Halie was born March 2 by emergency C-section. Second Lt. Stan Bednar, 23, who recruited Trisha into their high school’s ROTC program in Alaska and later fell in love with her, was allowed to use a satellite phone to call his wife in the hospital.
“He kept asking if I was OK, but he had a hard time hearing me,” Trisha Bednar said. “He asked me if the baby was OK, and then the line got real, real fuzzy. Then it just went dead.”
Bednar’s family in Alaska has encouraged her to return to wait out the war. She told them the cul-de-sac is her home. Her house has more toys than furniture, and the walls are mostly bare. But it’s near Aroura’s doctors and therapists, whom she visits several times a week.
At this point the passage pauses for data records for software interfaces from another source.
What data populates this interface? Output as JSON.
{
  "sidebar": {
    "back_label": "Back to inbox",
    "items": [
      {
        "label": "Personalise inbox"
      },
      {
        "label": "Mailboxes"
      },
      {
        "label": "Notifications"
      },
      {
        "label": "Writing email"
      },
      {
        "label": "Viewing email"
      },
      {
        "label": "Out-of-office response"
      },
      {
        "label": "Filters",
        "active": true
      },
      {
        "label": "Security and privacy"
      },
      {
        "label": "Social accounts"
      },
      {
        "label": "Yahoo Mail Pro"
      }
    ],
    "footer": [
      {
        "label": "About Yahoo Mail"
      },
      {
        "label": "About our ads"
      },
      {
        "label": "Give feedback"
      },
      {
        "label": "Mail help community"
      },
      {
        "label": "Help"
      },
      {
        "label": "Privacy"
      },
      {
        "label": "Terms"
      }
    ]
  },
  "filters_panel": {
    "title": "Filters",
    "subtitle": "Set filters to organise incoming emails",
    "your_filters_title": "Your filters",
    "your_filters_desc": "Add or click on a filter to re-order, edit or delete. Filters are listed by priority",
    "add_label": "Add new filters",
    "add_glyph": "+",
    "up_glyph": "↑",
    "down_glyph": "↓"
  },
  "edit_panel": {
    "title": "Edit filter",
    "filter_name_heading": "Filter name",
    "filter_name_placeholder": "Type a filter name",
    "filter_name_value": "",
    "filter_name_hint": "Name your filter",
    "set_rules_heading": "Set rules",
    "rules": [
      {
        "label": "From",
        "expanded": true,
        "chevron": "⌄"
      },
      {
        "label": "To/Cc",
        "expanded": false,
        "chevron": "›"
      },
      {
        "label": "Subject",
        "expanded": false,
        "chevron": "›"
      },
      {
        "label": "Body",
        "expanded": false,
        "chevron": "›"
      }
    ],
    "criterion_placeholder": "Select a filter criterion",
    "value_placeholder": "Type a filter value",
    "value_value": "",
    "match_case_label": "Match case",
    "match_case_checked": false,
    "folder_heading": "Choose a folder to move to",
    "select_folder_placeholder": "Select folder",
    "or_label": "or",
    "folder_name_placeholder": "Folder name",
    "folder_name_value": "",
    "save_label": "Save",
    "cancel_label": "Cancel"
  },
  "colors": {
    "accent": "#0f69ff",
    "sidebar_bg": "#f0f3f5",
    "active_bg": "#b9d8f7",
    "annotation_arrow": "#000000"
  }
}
When the first casualties were reported, her family and friends started calling, asking whether she knew anything more.
“I was really unhappy with them,” Bednar said. “You have to keep your attention focused on what you have to do right here, and I have a lot to do with the kids. If I’m going to have a breakdown, it’s best I do it when they’re not awake.”
During the day, Bednar writes in a journal, chronicling the baby’s first weeks for her husband, a logistics officer, to read when he returns.
When the last of the children is put to bed, Bednar turns on the news. Some nights, she’ll watch until 3 a.m. Three hours later, she’s up again with the kids, a hard routine but one that has kept her mind busy and her emotions under control. It’s the rhythm of life here, the terrible days of waiting on this curving slice of the home front.
“We’re all in the same situation,” Bragg said. “So if one of us is having a tough afternoon, we can go to the neighbor’s and say, ‘I’m having a rough time and need 15 minutes to myself. Can you watch the kids?’
“They know where that’s coming from,” she said. “You don’t need to say anything more. Or explain why you suddenly break into tears.”